President bewails annual controversy on memorial day.
By GREER FAY CASHMAN
President Moshe Katsav declared on Thursday that there was "no forgiveness, no absolution and no pardon" for Yigal Amir, the assassin of prime minister Yitzhak Rabin. Katsav said Amir "has no right to clemency," adding that there was no reason to feel pity for him. Katsav said he would recommend to the next president not to allow the subject of a reduced sentence for Amir to come up for consideration.
Katsav was speaking at the President's Conference on Israeli Democracy.
He deplored the fact that instead of Rabin Memorial Day evolving into a day of national consensus, each year the commemorations generated more controversy.

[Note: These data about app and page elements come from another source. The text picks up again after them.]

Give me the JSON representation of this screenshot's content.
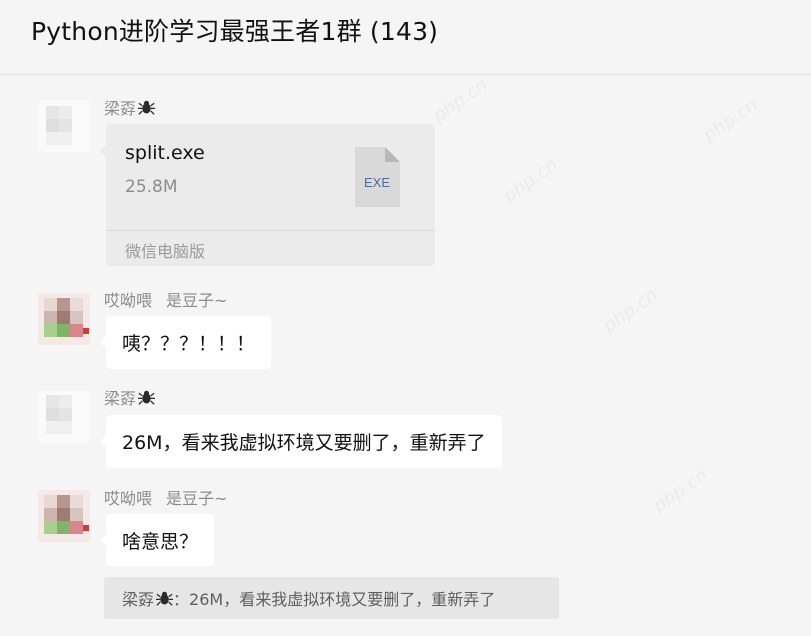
{
  "header": {
    "title": "Python进阶学习最强王者1群 (143)"
  },
  "messages": [
    {
      "sender": "梁孬",
      "file": {
        "name": "split.exe",
        "size": "25.8M",
        "type_label": "EXE",
        "source": "微信电脑版"
      }
    },
    {
      "sender": "哎呦喂",
      "sender_group_nick": "是豆子~",
      "text": "咦？？？！！！"
    },
    {
      "sender": "梁孬",
      "text": "26M，看来我虚拟环境又要删了，重新弄了"
    },
    {
      "sender": "哎呦喂",
      "sender_group_nick": "是豆子~",
      "text": "啥意思？",
      "quote": {
        "sender": "梁孬",
        "separator": "：",
        "text": "26M，看来我虚拟环境又要删了，重新弄了"
      }
    }
  ],
  "watermark": "php.cn",
  "colors": {
    "background": "#f5f5f5",
    "bubble": "#ffffff",
    "file_card": "#ebebeb",
    "quote": "#e6e6e6",
    "muted_text": "#8c8c8c"
  },
  "icons": {
    "sender_badge": "spider-icon",
    "file": "exe-file-icon"
  }
}
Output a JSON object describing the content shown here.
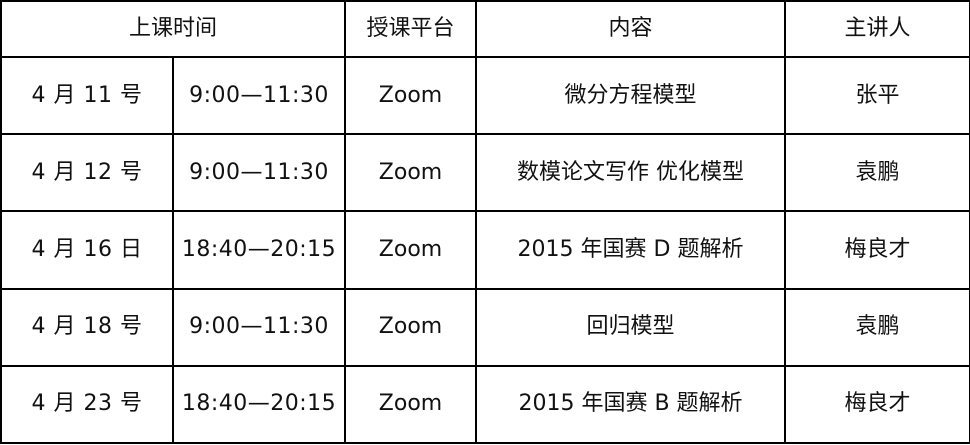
{
  "headers": {
    "time": "上课时间",
    "platform": "授课平台",
    "content": "内容",
    "speaker": "主讲人"
  },
  "rows": [
    {
      "date": "4 月 11 号",
      "time": "9:00—11:30",
      "platform": "Zoom",
      "content": "微分方程模型",
      "speaker": "张平"
    },
    {
      "date": "4 月 12 号",
      "time": "9:00—11:30",
      "platform": "Zoom",
      "content": "数模论文写作 优化模型",
      "speaker": "袁鹏"
    },
    {
      "date": "4 月 16 日",
      "time": "18:40—20:15",
      "platform": "Zoom",
      "content": "2015 年国赛 D 题解析",
      "speaker": "梅良才"
    },
    {
      "date": "4 月 18 号",
      "time": "9:00—11:30",
      "platform": "Zoom",
      "content": "回归模型",
      "speaker": "袁鹏"
    },
    {
      "date": "4 月 23 号",
      "time": "18:40—20:15",
      "platform": "Zoom",
      "content": "2015 年国赛 B 题解析",
      "speaker": "梅良才"
    }
  ]
}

Inevitably there was a dispute over whether Amir was entitled to some form of leniency and whether he had acted alone, he said. There were also debates as to how many people identified with Amir and how many condemned him; whether or not there was a Rabin legacy; why the state ceremony was conducted in accordance with the Hebrew calendar; and other issues that had no common denominator.

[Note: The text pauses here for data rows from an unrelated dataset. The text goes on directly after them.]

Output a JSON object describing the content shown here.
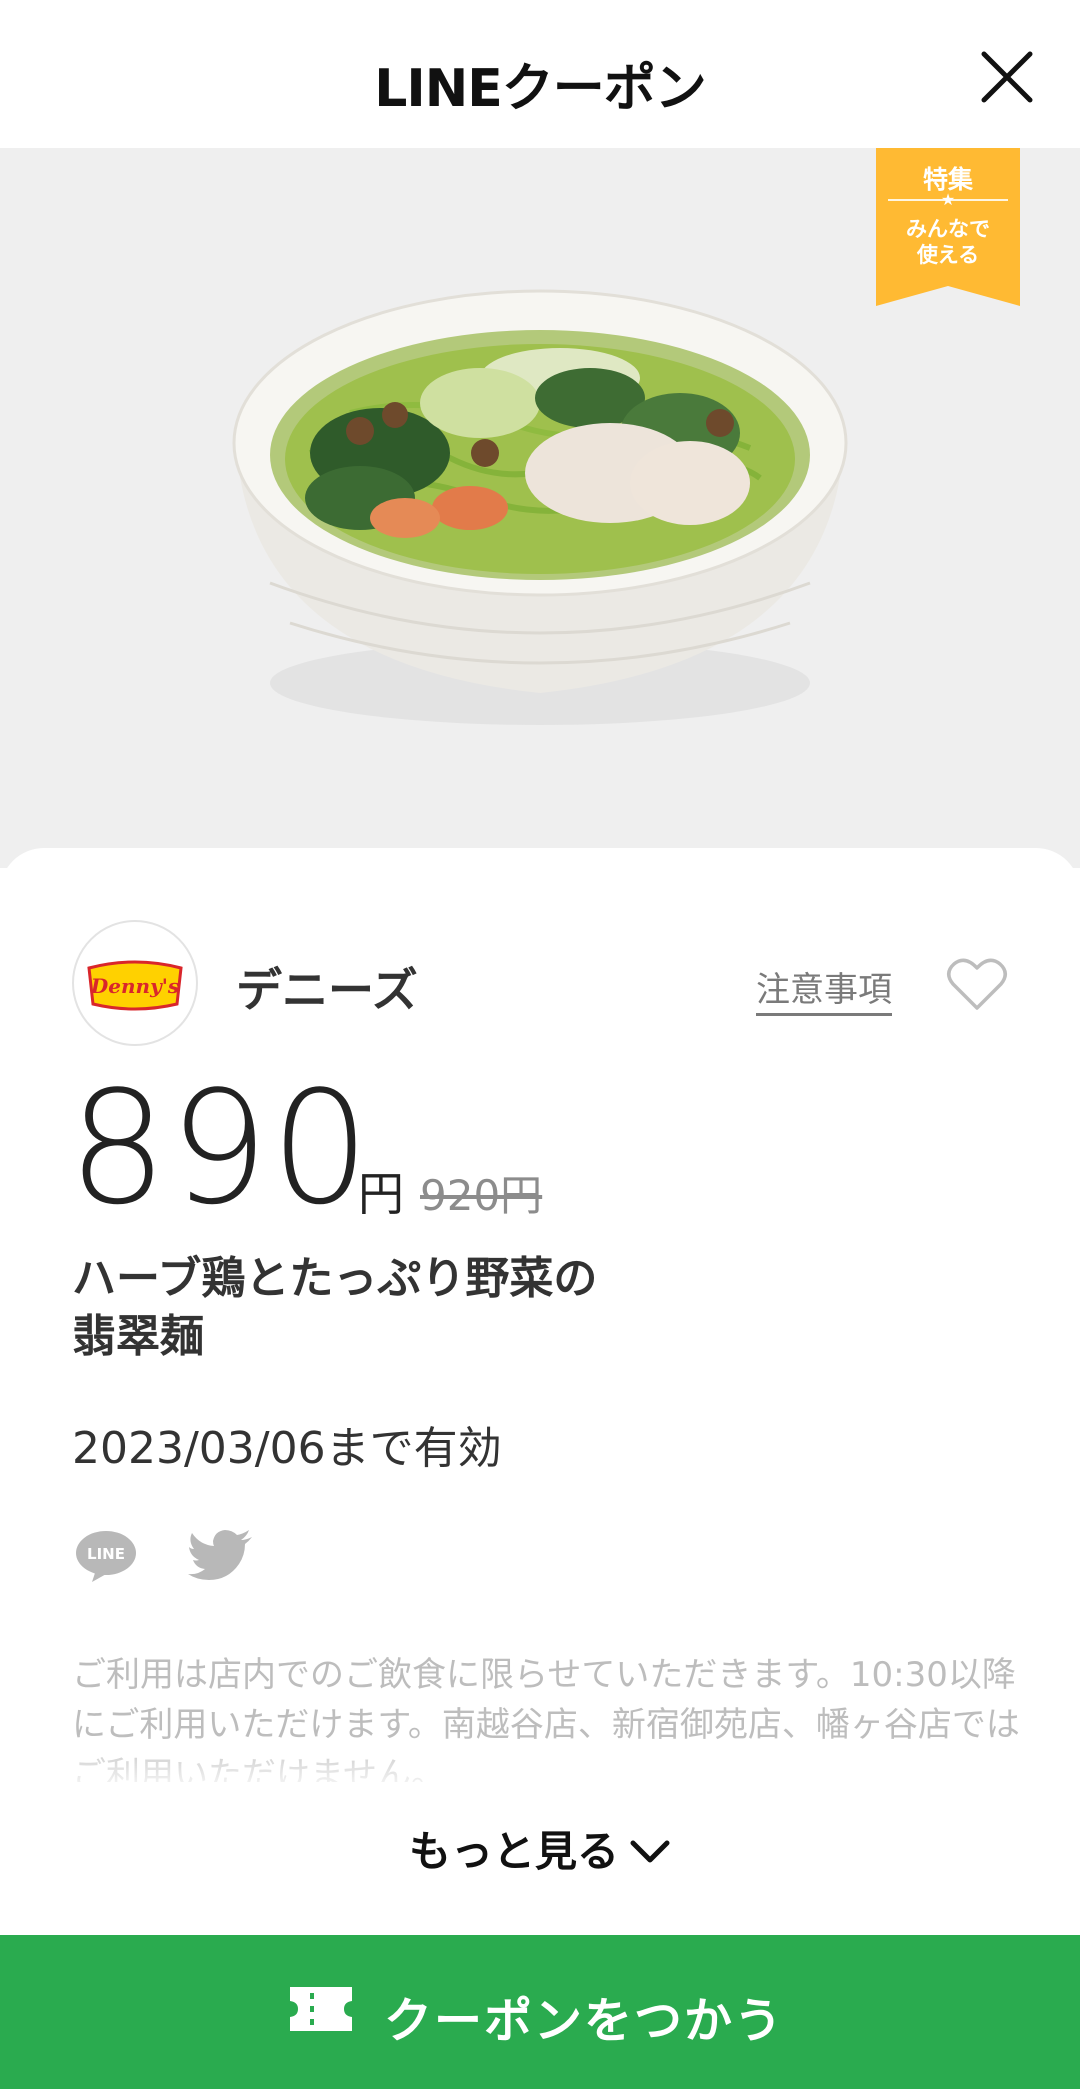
{
  "header": {
    "title": "LINEクーポン",
    "close_icon": "close-icon"
  },
  "badge": {
    "top": "特集",
    "star": "★",
    "bottom": "みんなで\n使える",
    "color": "#ffba33"
  },
  "store": {
    "name": "デニーズ",
    "logo_text": "Denny's",
    "logo_colors": {
      "bg": "#ffd100",
      "text": "#d9262b"
    },
    "notes_label": "注意事項",
    "favorite_icon": "heart-icon"
  },
  "coupon": {
    "price": "890",
    "unit": "円",
    "original_price": "920円",
    "name_line1": "ハーブ鶏とたっぷり野菜の",
    "name_line2": "翡翠麺",
    "validity": "2023/03/06まで有効",
    "description": "ご利用は店内でのご飲食に限らせていただきます。10:30以降にご利用いただけます。南越谷店、新宿御苑店、幡ヶ谷店ではご利用いただけません。"
  },
  "share": {
    "line_icon": "line-share-icon",
    "line_icon_text": "LINE",
    "twitter_icon": "twitter-share-icon"
  },
  "more": {
    "label": "もっと見る",
    "icon": "chevron-down-icon"
  },
  "cta": {
    "label": "クーポンをつかう",
    "icon": "ticket-icon",
    "color": "#2aab4f"
  }
}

"Rabin Memorial Day should be one of consensus in which we all put our differences aside," Katsav said.
It also bothered him that there was more discussion on the merits, or otherwise, of the Oslo accords rather than on the assassination itself.
He would prefer to hear a debate on the permissible limits of protest or what Halacha (Jewish law) says about the murder of the leader of a nation, he said.

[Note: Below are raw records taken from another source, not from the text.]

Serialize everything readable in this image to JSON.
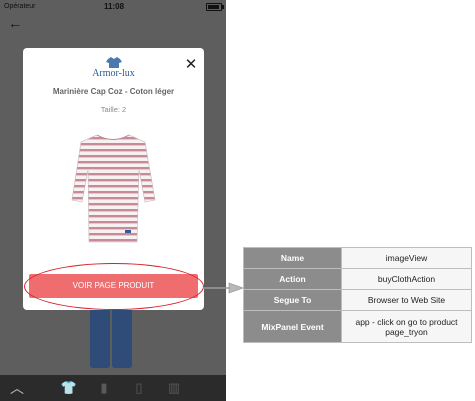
{
  "status_bar": {
    "carrier": "Opérateur",
    "time": "11:08"
  },
  "modal": {
    "brand": "Armor-lux",
    "product_title": "Marinière Cap Coz - Coton léger",
    "size_label": "Taille: 2",
    "cta_label": "VOIR PAGE PRODUIT",
    "close_symbol": "✕"
  },
  "annotation": {
    "rows": [
      {
        "key": "Name",
        "value": "imageView"
      },
      {
        "key": "Action",
        "value": "buyClothAction"
      },
      {
        "key": "Segue To",
        "value": "Browser to Web Site"
      },
      {
        "key": "MixPanel  Event",
        "value": "app - click on go to product page_tryon"
      }
    ]
  },
  "colors": {
    "cta": "#f06d6f",
    "brand_blue": "#2a5e95",
    "highlight": "#d6202b",
    "table_key_bg": "#8c8c8c"
  },
  "icons": [
    "back-arrow-icon",
    "close-icon",
    "chevron-up-icon",
    "shirt-icon",
    "pants-icon",
    "jacket-icon"
  ]
}
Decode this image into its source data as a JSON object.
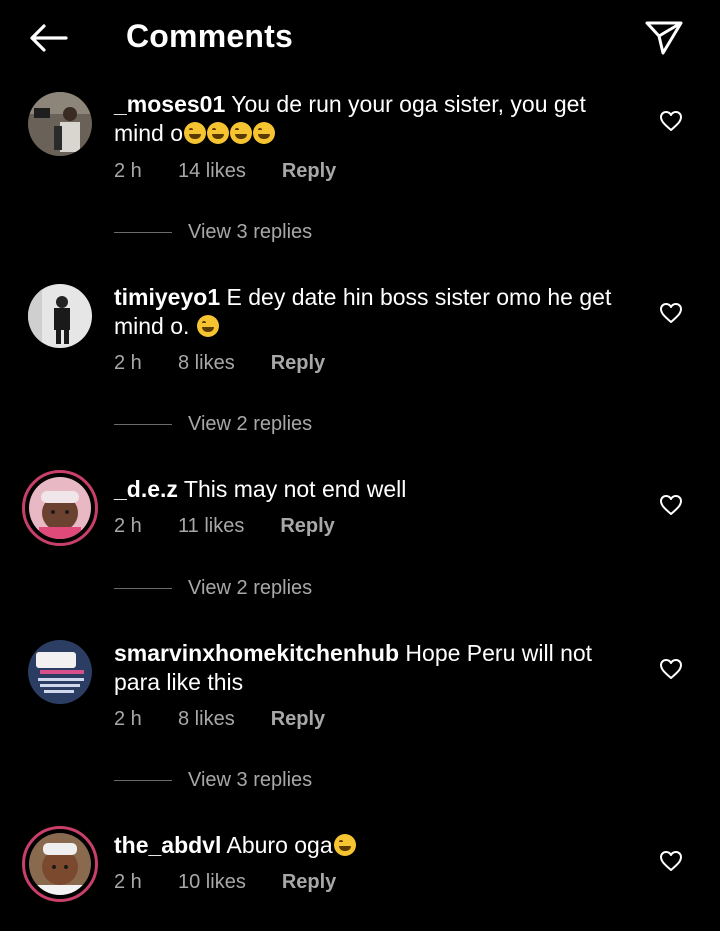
{
  "header": {
    "title": "Comments",
    "back_icon": "back-arrow-icon",
    "send_icon": "send-icon"
  },
  "comments": [
    {
      "username": "_moses01",
      "text": "You de run your oga sister,  you get mind o",
      "emoji_count": 4,
      "time": "2 h",
      "likes": "14 likes",
      "reply": "Reply",
      "view_replies": "View 3 replies"
    },
    {
      "username": "timiyeyo1",
      "text": "E dey date hin boss sister omo he get mind o. ",
      "emoji_count": 1,
      "time": "2 h",
      "likes": "8 likes",
      "reply": "Reply",
      "view_replies": "View 2 replies"
    },
    {
      "username": "_d.e.z",
      "text": "This may not end well",
      "emoji_count": 0,
      "time": "2 h",
      "likes": "11 likes",
      "reply": "Reply",
      "view_replies": "View 2 replies"
    },
    {
      "username": "smarvinxhomekitchenhub",
      "text": "Hope Peru will not para like this",
      "emoji_count": 0,
      "time": "2 h",
      "likes": "8 likes",
      "reply": "Reply",
      "view_replies": "View 3 replies"
    },
    {
      "username": "the_abdvl",
      "text": "Aburo oga",
      "emoji_count": 1,
      "time": "2 h",
      "likes": "10 likes",
      "reply": "Reply"
    }
  ],
  "colors": {
    "background": "#000000",
    "text": "#ffffff",
    "secondary": "#a8a8a8",
    "story_ring": "#c8406a"
  }
}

Dalia Rabin-Pelosoff, the slain premier's daughter, described her father as "a man before his time."
Knesset Speaker Reuven Rivlin spoke about "sectoral democracy" and implied that the Left had taken democracy as its own province and, even now, acknowledged only those who believed in the Oslo process as having the license to mourn the late prime minister. Rivlin declared that he had liked Rabin as a person even though he may have disagreed with his views.
"It is not only my obligation to weep and not forget," he said, "it is also my right."
Supreme Court President Aharon Barak said the assassination of the prime minister had caused grave harm to Israel's democracy. In outlining his definition of democracy, Barak said it was, first and foremost, human rights. "Democracy is not just majority rule, but also the rights of the individual. If we do not defend democracy, democracy will not defend us."